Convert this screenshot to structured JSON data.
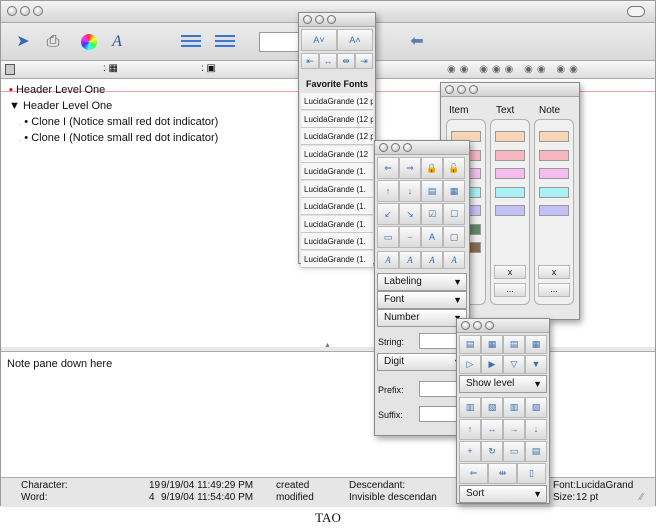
{
  "toolbar": {
    "text_style_glyph": "A",
    "icons": [
      "pointer-icon",
      "print-icon",
      "color-wheel-icon",
      "text-style-icon",
      "indent-icon",
      "outdent-icon",
      "zoom-icon"
    ]
  },
  "outline": {
    "rows": [
      {
        "marker": "▪",
        "text": "Header Level One"
      },
      {
        "marker": "▼",
        "text": "Header Level One"
      },
      {
        "marker": "•",
        "text": "Clone I (Notice small red dot indicator)"
      },
      {
        "marker": "•",
        "text": "Clone I (Notice small red dot indicator)"
      }
    ]
  },
  "note": {
    "text": "Note pane down here"
  },
  "status": {
    "character_label": "Character:",
    "character_value": "19",
    "character_date": "9/19/04 11:49:29 PM",
    "character_action": "created",
    "word_label": "Word:",
    "word_value": "4",
    "word_date": "9/19/04 11:54:40 PM",
    "word_action": "modified",
    "descendant_label": "Descendant:",
    "invisible_label": "Invisible descendan",
    "font_label": "Font:",
    "font_value": "LucidaGrand",
    "size_label": "Size:",
    "size_value": "12 pt"
  },
  "font_palette": {
    "heading": "Favorite Fonts",
    "fonts": [
      "LucidaGrande (12 pt",
      "LucidaGrande (12 pt",
      "LucidaGrande (12 pt",
      "LucidaGrande (12",
      "LucidaGrande (1.",
      "LucidaGrande (1.",
      "LucidaGrande (1.",
      "LucidaGrande (1.",
      "LucidaGrande (1.",
      "LucidaGrande (1."
    ]
  },
  "color_palette": {
    "columns": [
      "Item",
      "Text",
      "Note"
    ],
    "colors": [
      "#f7d6b8",
      "#f7b6c0",
      "#f4bcef",
      "#a8f0f4",
      "#c4c0f6",
      "#5f8a66",
      "#8f6a4f"
    ],
    "clear_label": "x",
    "more_label": "..."
  },
  "numbering_palette": {
    "labeling": "Labeling",
    "font": "Font",
    "number": "Number",
    "string_label": "String:",
    "digit": "Digit",
    "prefix_label": "Prefix:",
    "suffix_label": "Suffix:",
    "italic_glyphs": [
      "A",
      "A",
      "A",
      "A"
    ]
  },
  "level_palette": {
    "show_level": "Show level",
    "sort": "Sort"
  },
  "caption": "TAO"
}
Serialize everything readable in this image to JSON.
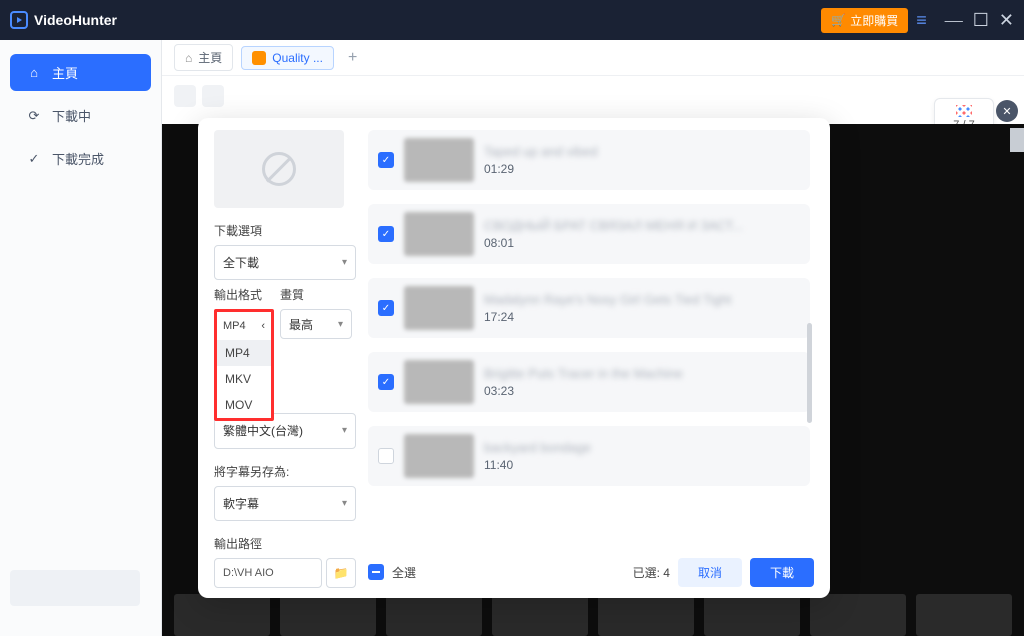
{
  "titlebar": {
    "app_name": "VideoHunter",
    "buy_label": "立即購買"
  },
  "sidebar": {
    "items": [
      {
        "label": "主頁"
      },
      {
        "label": "下載中"
      },
      {
        "label": "下載完成"
      }
    ]
  },
  "tabs": {
    "home": "主頁",
    "active": "Quality ...",
    "add": "+"
  },
  "counter": "7 / 7",
  "modal": {
    "opt_download": "下載選項",
    "opt_download_val": "全下載",
    "opt_format": "輸出格式",
    "opt_quality": "畫質",
    "format_val": "MP4",
    "quality_val": "最高",
    "format_options": [
      "MP4",
      "MKV",
      "MOV"
    ],
    "lang_val": "繁體中文(台灣)",
    "sub_label": "將字幕另存為:",
    "sub_val": "軟字幕",
    "path_label": "輸出路徑",
    "path_val": "D:\\VH AIO",
    "select_all": "全選",
    "selected_label": "已選:",
    "selected_count": "4",
    "cancel": "取消",
    "download": "下載",
    "items": [
      {
        "title": "Taped up and vibed",
        "dur": "01:29",
        "checked": true
      },
      {
        "title": "СВОДНЫЙ БРАТ СВЯЗАЛ МЕНЯ И ЗАСТ...",
        "dur": "08:01",
        "checked": true
      },
      {
        "title": "Madalynn Raye's Nosy Girl Gets Tied Tight",
        "dur": "17:24",
        "checked": true
      },
      {
        "title": "Brigitte Puts Tracer in the Machine",
        "dur": "03:23",
        "checked": true
      },
      {
        "title": "backyard bondage",
        "dur": "11:40",
        "checked": false
      }
    ]
  }
}
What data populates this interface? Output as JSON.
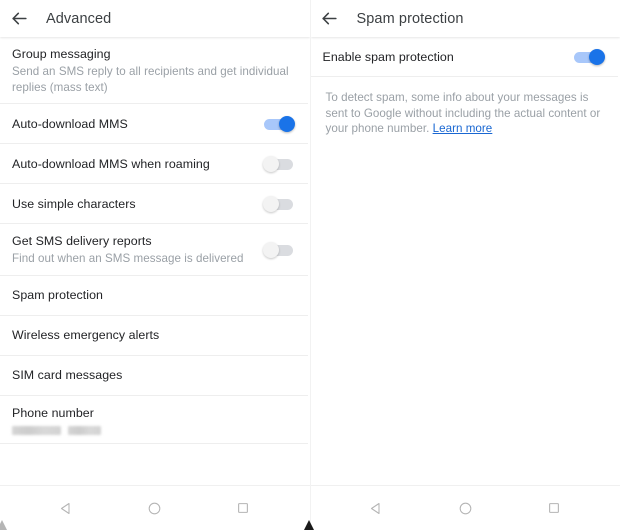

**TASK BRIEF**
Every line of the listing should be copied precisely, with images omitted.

**TASK SOLUTION**
Convert this screenshot to structured JSON data.
{
  "toolbar": {
    "text_style_glyph": "A",
    "icons": [
      "pointer-icon",
      "print-icon",
      "color-wheel-icon",
      "text-style-icon",
      "indent-icon",
      "outdent-icon",
      "zoom-icon"
    ]
  },
  "outline": {
    "rows": [
      {
        "marker": "▪",
        "text": "Header Level One"
      },
      {
        "marker": "▼",
        "text": "Header Level One"
      },
      {
        "marker": "•",
        "text": "Clone I (Notice small red dot indicator)"
      },
      {
        "marker": "•",
        "text": "Clone I (Notice small red dot indicator)"
      }
    ]
  },
  "note": {
    "text": "Note pane down here"
  },
  "status": {
    "character_label": "Character:",
    "character_value": "19",
    "character_date": "9/19/04 11:49:29 PM",
    "character_action": "created",
    "word_label": "Word:",
    "word_value": "4",
    "word_date": "9/19/04 11:54:40 PM",
    "word_action": "modified",
    "descendant_label": "Descendant:",
    "invisible_label": "Invisible descendan",
    "font_label": "Font:",
    "font_value": "LucidaGrand",
    "size_label": "Size:",
    "size_value": "12 pt"
  },
  "font_palette": {
    "heading": "Favorite Fonts",
    "fonts": [
      "LucidaGrande (12 pt",
      "LucidaGrande (12 pt",
      "LucidaGrande (12 pt",
      "LucidaGrande (12",
      "LucidaGrande (1.",
      "LucidaGrande (1.",
      "LucidaGrande (1.",
      "LucidaGrande (1.",
      "LucidaGrande (1.",
      "LucidaGrande (1."
    ]
  },
  "color_palette": {
    "columns": [
      "Item",
      "Text",
      "Note"
    ],
    "colors": [
      "#f7d6b8",
      "#f7b6c0",
      "#f4bcef",
      "#a8f0f4",
      "#c4c0f6",
      "#5f8a66",
      "#8f6a4f"
    ],
    "clear_label": "x",
    "more_label": "..."
  },
  "numbering_palette": {
    "labeling": "Labeling",
    "font": "Font",
    "number": "Number",
    "string_label": "String:",
    "digit": "Digit",
    "prefix_label": "Prefix:",
    "suffix_label": "Suffix:",
    "italic_glyphs": [
      "A",
      "A",
      "A",
      "A"
    ]
  },
  "level_palette": {
    "show_level": "Show level",
    "sort": "Sort"
  },
  "caption": "TAO"
}
Serialize everything readable in this image to JSON.
{
  "titlebar": {
    "app_name": "VideoHunter",
    "buy_label": "立即購買"
  },
  "sidebar": {
    "items": [
      {
        "label": "主頁"
      },
      {
        "label": "下載中"
      },
      {
        "label": "下載完成"
      }
    ]
  },
  "tabs": {
    "home": "主頁",
    "active": "Quality ...",
    "add": "+"
  },
  "counter": "7 / 7",
  "modal": {
    "opt_download": "下載選項",
    "opt_download_val": "全下載",
    "opt_format": "輸出格式",
    "opt_quality": "畫質",
    "format_val": "MP4",
    "quality_val": "最高",
    "format_options": [
      "MP4",
      "MKV",
      "MOV"
    ],
    "lang_val": "繁體中文(台灣)",
    "sub_label": "將字幕另存為:",
    "sub_val": "軟字幕",
    "path_label": "輸出路徑",
    "path_val": "D:\\VH AIO",
    "select_all": "全選",
    "selected_label": "已選:",
    "selected_count": "4",
    "cancel": "取消",
    "download": "下載",
    "items": [
      {
        "title": "Taped up and vibed",
        "dur": "01:29",
        "checked": true
      },
      {
        "title": "СВОДНЫЙ БРАТ СВЯЗАЛ МЕНЯ И ЗАСТ...",
        "dur": "08:01",
        "checked": true
      },
      {
        "title": "Madalynn Raye's Nosy Girl Gets Tied Tight",
        "dur": "17:24",
        "checked": true
      },
      {
        "title": "Brigitte Puts Tracer in the Machine",
        "dur": "03:23",
        "checked": true
      },
      {
        "title": "backyard bondage",
        "dur": "11:40",
        "checked": false
      }
    ]
  }
}
What data populates this interface? Output as JSON.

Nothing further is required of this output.